▸ GOAL OF THE EXERCISE:
All of the records below are to be given again word for word, with the pictures removed.
※
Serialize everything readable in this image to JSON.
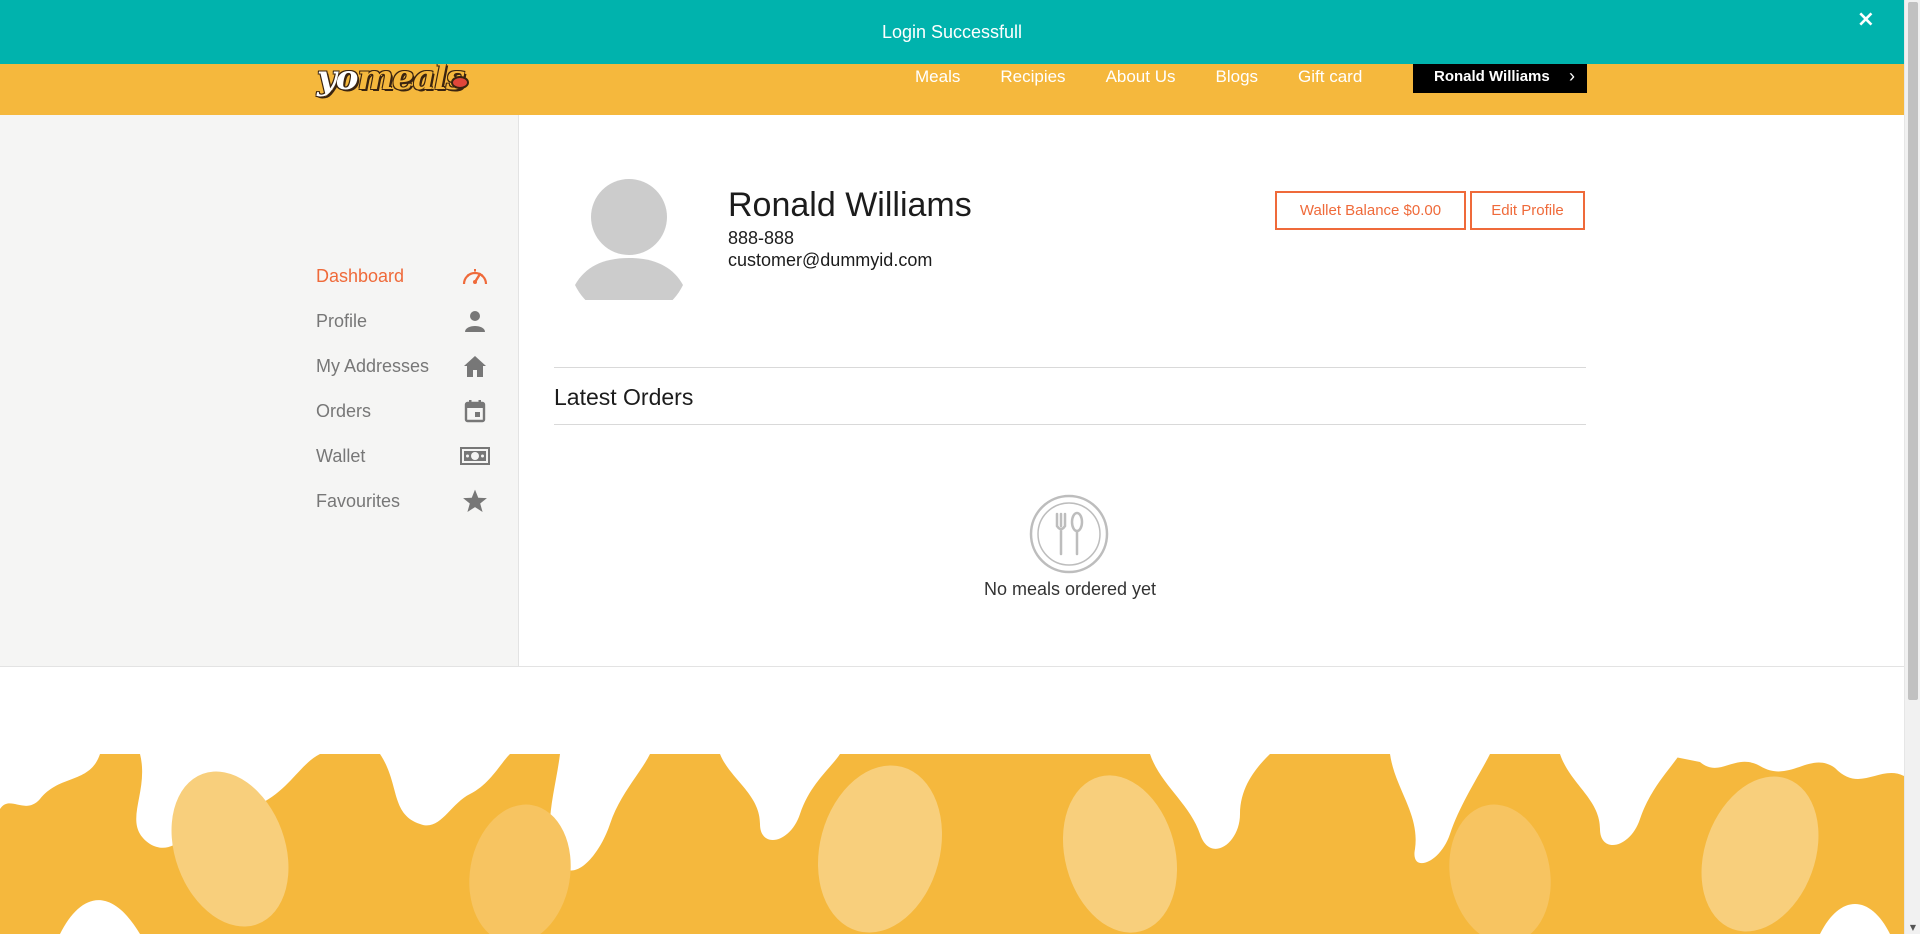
{
  "toast": {
    "message": "Login Successfull",
    "close_glyph": "×"
  },
  "brand": {
    "logo_prefix": "yo",
    "logo_suffix": "meals",
    "primary": "#f5b83d",
    "accent": "#ef6a3a",
    "toast_color": "#00b3ad"
  },
  "nav": {
    "links": [
      {
        "label": "Meals"
      },
      {
        "label": "Recipies"
      },
      {
        "label": "About Us"
      },
      {
        "label": "Blogs"
      },
      {
        "label": "Gift card"
      }
    ],
    "user_button": {
      "label": "Ronald Williams",
      "chevron": "›"
    }
  },
  "sidebar": {
    "items": [
      {
        "label": "Dashboard",
        "icon": "speedometer-icon",
        "active": true
      },
      {
        "label": "Profile",
        "icon": "user-icon",
        "active": false
      },
      {
        "label": "My Addresses",
        "icon": "home-icon",
        "active": false
      },
      {
        "label": "Orders",
        "icon": "calendar-icon",
        "active": false
      },
      {
        "label": "Wallet",
        "icon": "money-icon",
        "active": false
      },
      {
        "label": "Favourites",
        "icon": "star-icon",
        "active": false
      }
    ]
  },
  "profile": {
    "name": "Ronald Williams",
    "phone": "888-888",
    "email": "customer@dummyid.com",
    "wallet_button": "Wallet Balance $0.00",
    "edit_button": "Edit Profile"
  },
  "orders": {
    "title": "Latest Orders",
    "empty_message": "No meals ordered yet",
    "empty_icon": "cutlery-icon"
  }
}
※
▸ SOLUTION FOR THIS TASK:
Serialize everything readable in this image to JSON.
{
  "toast": {
    "message": "Login Successfull",
    "close_glyph": "×"
  },
  "brand": {
    "logo_prefix": "yo",
    "logo_suffix": "meals",
    "primary": "#f5b83d",
    "accent": "#ef6a3a",
    "toast_color": "#00b3ad"
  },
  "nav": {
    "links": [
      {
        "label": "Meals"
      },
      {
        "label": "Recipies"
      },
      {
        "label": "About Us"
      },
      {
        "label": "Blogs"
      },
      {
        "label": "Gift card"
      }
    ],
    "user_button": {
      "label": "Ronald Williams",
      "chevron": "›"
    }
  },
  "sidebar": {
    "items": [
      {
        "label": "Dashboard",
        "icon": "speedometer-icon",
        "active": true
      },
      {
        "label": "Profile",
        "icon": "user-icon",
        "active": false
      },
      {
        "label": "My Addresses",
        "icon": "home-icon",
        "active": false
      },
      {
        "label": "Orders",
        "icon": "calendar-icon",
        "active": false
      },
      {
        "label": "Wallet",
        "icon": "money-icon",
        "active": false
      },
      {
        "label": "Favourites",
        "icon": "star-icon",
        "active": false
      }
    ]
  },
  "profile": {
    "name": "Ronald Williams",
    "phone": "888-888",
    "email": "customer@dummyid.com",
    "wallet_button": "Wallet Balance $0.00",
    "edit_button": "Edit Profile"
  },
  "orders": {
    "title": "Latest Orders",
    "empty_message": "No meals ordered yet",
    "empty_icon": "cutlery-icon"
  }
}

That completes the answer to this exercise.